== RECORDED DATA
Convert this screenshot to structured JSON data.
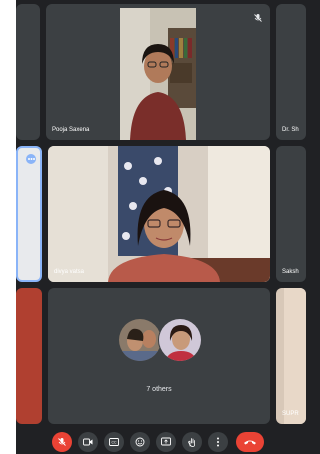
{
  "participants": [
    {
      "name": "Pooja Saxena",
      "muted": true
    },
    {
      "name": "Dr. Sh"
    },
    {
      "name": "divya vatsa",
      "pinned_options": true
    },
    {
      "name": "Saksh"
    },
    {
      "name": "SUPR"
    }
  ],
  "others": {
    "label": "7 others"
  },
  "controls": {
    "mic": {
      "icon": "mic-off-icon",
      "state": "off",
      "color": "#ea4335"
    },
    "camera": {
      "icon": "camera-icon"
    },
    "captions": {
      "icon": "captions-icon",
      "text": "CC"
    },
    "emoji": {
      "icon": "emoji-icon"
    },
    "present": {
      "icon": "present-icon"
    },
    "hand": {
      "icon": "raise-hand-icon"
    },
    "more": {
      "icon": "more-options-icon"
    },
    "hangup": {
      "icon": "hang-up-icon",
      "color": "#ea4335"
    }
  },
  "colors": {
    "background": "#202124",
    "tile": "#3c4043",
    "accent": "#8ab4f8"
  }
}
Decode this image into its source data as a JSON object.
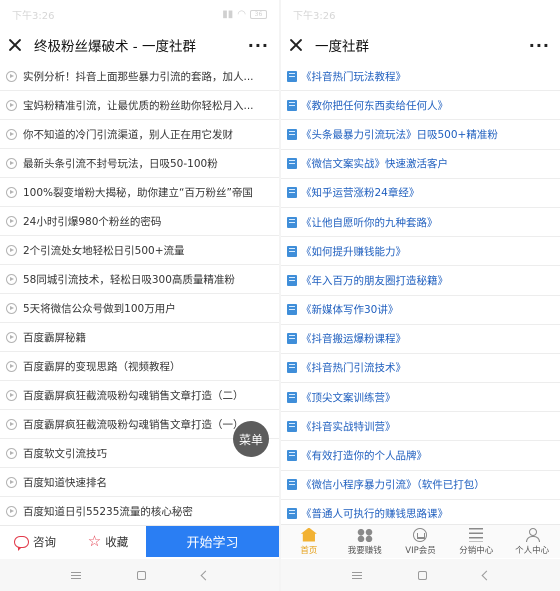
{
  "left": {
    "status_time": "下午3:26",
    "battery": "36",
    "title": "终极粉丝爆破术 - 一度社群",
    "more": "···",
    "items": [
      "实例分析！抖音上面那些暴力引流的套路，加人...",
      "宝妈粉精准引流，让最优质的粉丝助你轻松月入...",
      "你不知道的冷门引流渠道，别人正在用它发财",
      "最新头条引流不封号玩法，日吸50-100粉",
      "100%裂变增粉大揭秘，助你建立“百万粉丝”帝国",
      "24小时引爆980个粉丝的密码",
      "2个引流处女地轻松日引500+流量",
      "58同城引流技术，轻松日吸300高质量精准粉",
      "5天将微信公众号做到100万用户",
      "百度霸屏秘籍",
      "百度霸屏的变现思路（视频教程）",
      "百度霸屏疯狂截流吸粉勾魂销售文章打造（二）",
      "百度霸屏疯狂截流吸粉勾魂销售文章打造（一）",
      "百度软文引流技巧",
      "百度知道快速排名",
      "百度知道日引55235流量的核心秘密"
    ],
    "float_menu": "菜单",
    "bottom": {
      "consult": "咨询",
      "favorite": "收藏",
      "start": "开始学习"
    },
    "accent": "#2a7ef3"
  },
  "right": {
    "status_time": "下午3:26",
    "title": "一度社群",
    "more": "···",
    "items": [
      "《抖音热门玩法教程》",
      "《教你把任何东西卖给任何人》",
      "《头条最暴力引流玩法》日吸500+精准粉",
      "《微信文案实战》快速激活客户",
      "《知乎运营涨粉24章经》",
      "《让他自愿听你的九种套路》",
      "《如何提升赚钱能力》",
      "《年入百万的朋友圈打造秘籍》",
      "《新媒体写作30讲》",
      "《抖音搬运爆粉课程》",
      "《抖音热门引流技术》",
      "《顶尖文案训练营》",
      "《抖音实战特训营》",
      "《有效打造你的个人品牌》",
      "《微信小程序暴力引流》（软件已打包）",
      "《普通人可执行的赚钱思路课》"
    ],
    "tabs": [
      {
        "label": "首页",
        "icon": "home-icon"
      },
      {
        "label": "我要赚钱",
        "icon": "grid-icon"
      },
      {
        "label": "VIP会员",
        "icon": "vip-icon"
      },
      {
        "label": "分销中心",
        "icon": "list-icon"
      },
      {
        "label": "个人中心",
        "icon": "user-icon"
      }
    ],
    "link_color": "#1f5fbf",
    "active_tab_color": "#e6a11b"
  }
}
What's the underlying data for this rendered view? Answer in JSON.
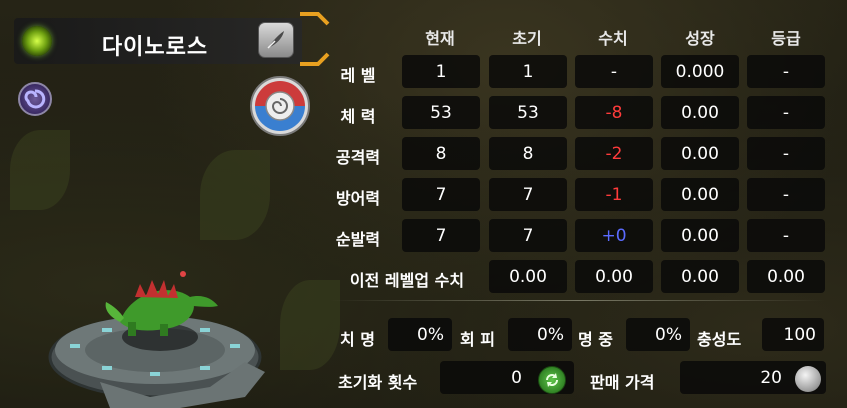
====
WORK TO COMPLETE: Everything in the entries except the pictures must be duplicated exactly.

RESPONSE BELOW:
Convert this screenshot to structured JSON data.
{
  "participants": [
    {
      "name": "Pooja Saxena",
      "muted": true
    },
    {
      "name": "Dr. Sh"
    },
    {
      "name": "divya vatsa",
      "pinned_options": true
    },
    {
      "name": "Saksh"
    },
    {
      "name": "SUPR"
    }
  ],
  "others": {
    "label": "7 others"
  },
  "controls": {
    "mic": {
      "icon": "mic-off-icon",
      "state": "off",
      "color": "#ea4335"
    },
    "camera": {
      "icon": "camera-icon"
    },
    "captions": {
      "icon": "captions-icon",
      "text": "CC"
    },
    "emoji": {
      "icon": "emoji-icon"
    },
    "present": {
      "icon": "present-icon"
    },
    "hand": {
      "icon": "raise-hand-icon"
    },
    "more": {
      "icon": "more-options-icon"
    },
    "hangup": {
      "icon": "hang-up-icon",
      "color": "#ea4335"
    }
  },
  "colors": {
    "background": "#202124",
    "tile": "#3c4043",
    "accent": "#8ab4f8"
  }
}
Decode this image into its source data as a JSON object.
{
  "left": {
    "status_time": "下午3:26",
    "battery": "36",
    "title": "终极粉丝爆破术 - 一度社群",
    "more": "···",
    "items": [
      "实例分析！抖音上面那些暴力引流的套路，加人...",
      "宝妈粉精准引流，让最优质的粉丝助你轻松月入...",
      "你不知道的冷门引流渠道，别人正在用它发财",
      "最新头条引流不封号玩法，日吸50-100粉",
      "100%裂变增粉大揭秘，助你建立“百万粉丝”帝国",
      "24小时引爆980个粉丝的密码",
      "2个引流处女地轻松日引500+流量",
      "58同城引流技术，轻松日吸300高质量精准粉",
      "5天将微信公众号做到100万用户",
      "百度霸屏秘籍",
      "百度霸屏的变现思路（视频教程）",
      "百度霸屏疯狂截流吸粉勾魂销售文章打造（二）",
      "百度霸屏疯狂截流吸粉勾魂销售文章打造（一）",
      "百度软文引流技巧",
      "百度知道快速排名",
      "百度知道日引55235流量的核心秘密"
    ],
    "float_menu": "菜单",
    "bottom": {
      "consult": "咨询",
      "favorite": "收藏",
      "start": "开始学习"
    },
    "accent": "#2a7ef3"
  },
  "right": {
    "status_time": "下午3:26",
    "title": "一度社群",
    "more": "···",
    "items": [
      "《抖音热门玩法教程》",
      "《教你把任何东西卖给任何人》",
      "《头条最暴力引流玩法》日吸500+精准粉",
      "《微信文案实战》快速激活客户",
      "《知乎运营涨粉24章经》",
      "《让他自愿听你的九种套路》",
      "《如何提升赚钱能力》",
      "《年入百万的朋友圈打造秘籍》",
      "《新媒体写作30讲》",
      "《抖音搬运爆粉课程》",
      "《抖音热门引流技术》",
      "《顶尖文案训练营》",
      "《抖音实战特训营》",
      "《有效打造你的个人品牌》",
      "《微信小程序暴力引流》（软件已打包）",
      "《普通人可执行的赚钱思路课》"
    ],
    "tabs": [
      {
        "label": "首页",
        "icon": "home-icon"
      },
      {
        "label": "我要赚钱",
        "icon": "grid-icon"
      },
      {
        "label": "VIP会员",
        "icon": "vip-icon"
      },
      {
        "label": "分销中心",
        "icon": "list-icon"
      },
      {
        "label": "个人中心",
        "icon": "user-icon"
      }
    ],
    "link_color": "#1f5fbf",
    "active_tab_color": "#e6a11b"
  }
}
What's the underlying data for this rendered view? Answer in JSON.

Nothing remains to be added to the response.